But there have been news reports in recent years saying that Verizon is neglecting its copper network in favor of its fiber one, which might also be a factor in its greater vulnerability.
Robert Master, political director for the Northeast area district of the Communications Workers of America, says Verizon technicians, who the union represents, are told to patch malfunctioning copper lines rather than replace them.
He said the deterioration of the copper system contributed to communication losses during recent storms. But there may be another reason why copper presents problems for phone companies. Federal law requires them to share their copper lines with competitors. InVerizon urged the FCC not to modify its rules allowing carriers to retire copper lines. Verizon already has done so in small areas of Texas and Florida and is studying whether it should do the same elsewhere.
But the FCC focus is on keeping the network itself operating during hurricane, earthquakes and other calamities, not the telephones themselves. One option that might help resolve issues is requiring telephone and cable companies to install a piece of copper within their fiber and hybrid-fiber systems, allowing them to transmit power to the phones themselves.

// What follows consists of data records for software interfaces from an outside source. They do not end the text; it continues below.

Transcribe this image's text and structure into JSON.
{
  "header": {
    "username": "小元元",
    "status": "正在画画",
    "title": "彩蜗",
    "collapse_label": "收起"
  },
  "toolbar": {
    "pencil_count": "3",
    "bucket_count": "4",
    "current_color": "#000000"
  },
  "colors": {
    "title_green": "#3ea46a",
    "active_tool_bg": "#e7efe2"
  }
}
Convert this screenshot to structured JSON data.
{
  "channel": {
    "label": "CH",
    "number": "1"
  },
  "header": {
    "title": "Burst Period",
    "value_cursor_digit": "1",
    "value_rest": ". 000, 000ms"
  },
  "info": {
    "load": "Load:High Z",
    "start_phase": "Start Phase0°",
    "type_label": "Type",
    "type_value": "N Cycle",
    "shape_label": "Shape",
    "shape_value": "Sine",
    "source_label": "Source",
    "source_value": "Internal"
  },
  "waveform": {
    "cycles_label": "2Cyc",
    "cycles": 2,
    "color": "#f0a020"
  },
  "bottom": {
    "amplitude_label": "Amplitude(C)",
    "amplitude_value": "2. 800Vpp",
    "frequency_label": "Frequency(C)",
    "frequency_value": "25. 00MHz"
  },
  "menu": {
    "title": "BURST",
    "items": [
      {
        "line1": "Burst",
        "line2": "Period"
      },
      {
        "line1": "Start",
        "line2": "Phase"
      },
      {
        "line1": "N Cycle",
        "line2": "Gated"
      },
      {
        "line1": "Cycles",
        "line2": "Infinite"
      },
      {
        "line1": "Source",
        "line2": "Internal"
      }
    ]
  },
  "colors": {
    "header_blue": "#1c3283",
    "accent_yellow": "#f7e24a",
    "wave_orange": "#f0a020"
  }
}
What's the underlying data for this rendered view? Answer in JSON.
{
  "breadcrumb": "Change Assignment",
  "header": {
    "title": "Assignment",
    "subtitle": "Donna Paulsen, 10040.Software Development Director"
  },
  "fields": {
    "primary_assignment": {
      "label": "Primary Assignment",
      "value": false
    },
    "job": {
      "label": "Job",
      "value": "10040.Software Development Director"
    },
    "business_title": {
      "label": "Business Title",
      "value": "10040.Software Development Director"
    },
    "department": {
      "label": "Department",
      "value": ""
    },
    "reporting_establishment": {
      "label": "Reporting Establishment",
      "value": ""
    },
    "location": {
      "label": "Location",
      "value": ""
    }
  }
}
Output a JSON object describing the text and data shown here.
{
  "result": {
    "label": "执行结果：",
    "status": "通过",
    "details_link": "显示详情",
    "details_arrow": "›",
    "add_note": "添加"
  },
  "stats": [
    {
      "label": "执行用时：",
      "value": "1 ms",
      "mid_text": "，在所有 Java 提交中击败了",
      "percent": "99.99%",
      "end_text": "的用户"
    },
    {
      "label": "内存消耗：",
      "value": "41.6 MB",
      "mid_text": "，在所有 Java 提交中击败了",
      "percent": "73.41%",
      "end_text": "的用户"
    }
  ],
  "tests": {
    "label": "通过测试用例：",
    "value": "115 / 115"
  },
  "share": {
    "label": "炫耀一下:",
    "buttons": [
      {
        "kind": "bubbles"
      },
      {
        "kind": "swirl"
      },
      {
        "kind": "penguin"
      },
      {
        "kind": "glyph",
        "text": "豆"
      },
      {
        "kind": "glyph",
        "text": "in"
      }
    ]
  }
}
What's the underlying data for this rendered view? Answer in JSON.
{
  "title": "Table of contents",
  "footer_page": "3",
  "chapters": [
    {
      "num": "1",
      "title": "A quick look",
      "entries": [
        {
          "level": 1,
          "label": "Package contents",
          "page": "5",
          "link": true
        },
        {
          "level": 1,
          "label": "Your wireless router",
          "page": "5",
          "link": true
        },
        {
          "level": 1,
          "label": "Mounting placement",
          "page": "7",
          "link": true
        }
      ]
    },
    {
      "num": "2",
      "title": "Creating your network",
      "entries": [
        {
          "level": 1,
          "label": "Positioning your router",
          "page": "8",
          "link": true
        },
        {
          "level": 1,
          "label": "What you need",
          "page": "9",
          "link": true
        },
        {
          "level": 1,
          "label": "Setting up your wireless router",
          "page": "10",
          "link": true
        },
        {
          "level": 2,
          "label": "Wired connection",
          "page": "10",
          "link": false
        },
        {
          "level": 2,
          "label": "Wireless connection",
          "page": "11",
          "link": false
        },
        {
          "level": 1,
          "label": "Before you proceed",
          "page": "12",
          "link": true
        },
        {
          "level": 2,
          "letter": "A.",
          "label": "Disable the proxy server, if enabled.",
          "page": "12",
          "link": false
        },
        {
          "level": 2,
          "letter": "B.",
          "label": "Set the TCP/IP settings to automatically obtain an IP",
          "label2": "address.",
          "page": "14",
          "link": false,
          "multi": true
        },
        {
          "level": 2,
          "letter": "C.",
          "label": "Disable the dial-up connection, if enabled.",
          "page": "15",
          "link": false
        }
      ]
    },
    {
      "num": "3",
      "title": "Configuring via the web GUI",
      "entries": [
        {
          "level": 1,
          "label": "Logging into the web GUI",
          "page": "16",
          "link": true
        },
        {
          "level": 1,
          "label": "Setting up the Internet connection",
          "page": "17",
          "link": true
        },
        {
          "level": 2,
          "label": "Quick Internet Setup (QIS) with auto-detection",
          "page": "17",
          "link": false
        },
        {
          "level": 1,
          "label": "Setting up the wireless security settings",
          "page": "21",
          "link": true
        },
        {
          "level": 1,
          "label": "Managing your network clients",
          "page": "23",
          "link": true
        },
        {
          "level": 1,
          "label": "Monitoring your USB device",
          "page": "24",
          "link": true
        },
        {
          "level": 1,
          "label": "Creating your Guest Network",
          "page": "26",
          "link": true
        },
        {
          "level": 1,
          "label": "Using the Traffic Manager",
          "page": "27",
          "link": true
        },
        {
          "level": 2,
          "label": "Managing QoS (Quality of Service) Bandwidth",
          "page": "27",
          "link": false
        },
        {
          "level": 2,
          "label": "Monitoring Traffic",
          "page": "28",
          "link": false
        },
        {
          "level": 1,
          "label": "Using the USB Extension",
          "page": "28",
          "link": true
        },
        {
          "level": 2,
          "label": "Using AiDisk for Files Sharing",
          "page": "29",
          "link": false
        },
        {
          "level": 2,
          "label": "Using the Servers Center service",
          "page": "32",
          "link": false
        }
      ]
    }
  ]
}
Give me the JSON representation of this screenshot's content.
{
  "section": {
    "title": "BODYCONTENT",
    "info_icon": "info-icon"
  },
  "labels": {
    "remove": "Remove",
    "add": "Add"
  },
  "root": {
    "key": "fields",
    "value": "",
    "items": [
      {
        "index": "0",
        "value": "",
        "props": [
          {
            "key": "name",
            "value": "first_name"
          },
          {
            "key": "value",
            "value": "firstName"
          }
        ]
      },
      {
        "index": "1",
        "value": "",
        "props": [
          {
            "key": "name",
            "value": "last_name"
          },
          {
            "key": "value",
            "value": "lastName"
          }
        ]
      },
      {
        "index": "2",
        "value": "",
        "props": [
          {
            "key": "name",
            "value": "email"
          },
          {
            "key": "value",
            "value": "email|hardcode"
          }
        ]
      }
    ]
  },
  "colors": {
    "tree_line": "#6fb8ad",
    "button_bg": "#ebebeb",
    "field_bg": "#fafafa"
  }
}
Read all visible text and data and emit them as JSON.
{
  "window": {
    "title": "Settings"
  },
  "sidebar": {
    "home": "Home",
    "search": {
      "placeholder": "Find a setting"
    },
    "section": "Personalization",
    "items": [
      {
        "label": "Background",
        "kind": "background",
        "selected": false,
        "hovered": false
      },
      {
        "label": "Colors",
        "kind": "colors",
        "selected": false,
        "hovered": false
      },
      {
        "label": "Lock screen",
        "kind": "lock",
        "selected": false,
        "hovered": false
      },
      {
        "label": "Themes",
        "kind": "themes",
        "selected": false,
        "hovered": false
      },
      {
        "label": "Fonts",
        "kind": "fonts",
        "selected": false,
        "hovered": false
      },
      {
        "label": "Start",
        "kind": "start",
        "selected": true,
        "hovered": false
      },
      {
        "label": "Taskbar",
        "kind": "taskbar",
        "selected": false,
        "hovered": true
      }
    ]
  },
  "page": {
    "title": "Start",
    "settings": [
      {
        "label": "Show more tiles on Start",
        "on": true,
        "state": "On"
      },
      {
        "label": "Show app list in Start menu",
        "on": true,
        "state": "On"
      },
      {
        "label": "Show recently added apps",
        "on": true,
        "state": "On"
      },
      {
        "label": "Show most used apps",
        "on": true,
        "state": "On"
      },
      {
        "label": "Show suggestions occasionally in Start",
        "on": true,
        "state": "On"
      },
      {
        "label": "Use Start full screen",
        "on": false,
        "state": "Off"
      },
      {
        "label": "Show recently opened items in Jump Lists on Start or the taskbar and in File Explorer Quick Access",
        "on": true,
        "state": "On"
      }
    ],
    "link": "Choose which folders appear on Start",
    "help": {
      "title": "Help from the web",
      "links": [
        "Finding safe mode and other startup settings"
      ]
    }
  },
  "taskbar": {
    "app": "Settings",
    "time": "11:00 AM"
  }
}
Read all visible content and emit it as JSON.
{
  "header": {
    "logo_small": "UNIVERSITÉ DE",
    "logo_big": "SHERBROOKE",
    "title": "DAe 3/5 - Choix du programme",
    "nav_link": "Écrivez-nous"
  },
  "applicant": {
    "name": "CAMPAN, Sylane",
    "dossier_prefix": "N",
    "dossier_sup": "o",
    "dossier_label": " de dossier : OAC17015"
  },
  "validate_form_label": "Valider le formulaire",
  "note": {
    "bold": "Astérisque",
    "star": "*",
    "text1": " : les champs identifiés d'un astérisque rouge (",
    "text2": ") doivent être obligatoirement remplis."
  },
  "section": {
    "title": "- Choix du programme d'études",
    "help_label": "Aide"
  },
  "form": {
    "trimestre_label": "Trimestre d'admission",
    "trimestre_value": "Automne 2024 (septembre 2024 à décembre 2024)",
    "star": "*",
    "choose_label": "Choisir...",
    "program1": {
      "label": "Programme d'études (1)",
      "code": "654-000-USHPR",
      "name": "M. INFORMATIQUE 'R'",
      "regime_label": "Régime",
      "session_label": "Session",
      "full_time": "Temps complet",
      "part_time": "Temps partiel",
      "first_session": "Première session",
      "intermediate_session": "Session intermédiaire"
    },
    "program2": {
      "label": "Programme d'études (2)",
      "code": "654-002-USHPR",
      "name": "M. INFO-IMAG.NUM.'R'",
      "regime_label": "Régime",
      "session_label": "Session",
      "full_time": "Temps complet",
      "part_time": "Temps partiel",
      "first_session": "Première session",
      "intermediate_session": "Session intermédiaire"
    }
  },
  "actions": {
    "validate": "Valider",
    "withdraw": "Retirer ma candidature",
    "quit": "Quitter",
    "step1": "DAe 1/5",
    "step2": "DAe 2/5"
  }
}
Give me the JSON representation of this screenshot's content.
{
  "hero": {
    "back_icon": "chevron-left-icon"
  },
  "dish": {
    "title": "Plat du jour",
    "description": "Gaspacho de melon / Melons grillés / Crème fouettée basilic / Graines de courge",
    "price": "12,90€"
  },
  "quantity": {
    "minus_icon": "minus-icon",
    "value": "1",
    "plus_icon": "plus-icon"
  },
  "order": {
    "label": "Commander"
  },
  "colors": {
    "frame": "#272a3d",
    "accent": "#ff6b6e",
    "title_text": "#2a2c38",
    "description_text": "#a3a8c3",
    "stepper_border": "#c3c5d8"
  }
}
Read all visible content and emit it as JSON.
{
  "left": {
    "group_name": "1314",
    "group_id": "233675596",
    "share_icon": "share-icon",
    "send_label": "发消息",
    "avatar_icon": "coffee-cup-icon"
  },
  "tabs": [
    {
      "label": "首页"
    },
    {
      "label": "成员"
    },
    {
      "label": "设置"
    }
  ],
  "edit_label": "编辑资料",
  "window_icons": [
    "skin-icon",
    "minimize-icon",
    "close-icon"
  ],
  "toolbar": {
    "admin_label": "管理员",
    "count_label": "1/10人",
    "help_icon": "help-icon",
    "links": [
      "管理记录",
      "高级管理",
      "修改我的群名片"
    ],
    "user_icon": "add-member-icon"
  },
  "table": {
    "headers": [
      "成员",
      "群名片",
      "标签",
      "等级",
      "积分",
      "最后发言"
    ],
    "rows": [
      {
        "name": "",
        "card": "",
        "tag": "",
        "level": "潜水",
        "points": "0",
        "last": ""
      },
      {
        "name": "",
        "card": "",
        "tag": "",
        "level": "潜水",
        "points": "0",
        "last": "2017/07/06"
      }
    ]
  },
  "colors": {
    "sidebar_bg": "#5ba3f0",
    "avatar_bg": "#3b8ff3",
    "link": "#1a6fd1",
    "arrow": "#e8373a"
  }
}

Verizon told us, however, that doing so would be too expensive implement and increase vulnerability. Among the steps to take:. Know your system. Find out which kind of landline phone service you have and how it functions during a power outage, if at all. If you're unsuccessful and still want the service, opt for the back-up system. Keep extra batteries on hand. They can extend the amount of time the backup system powers your phones.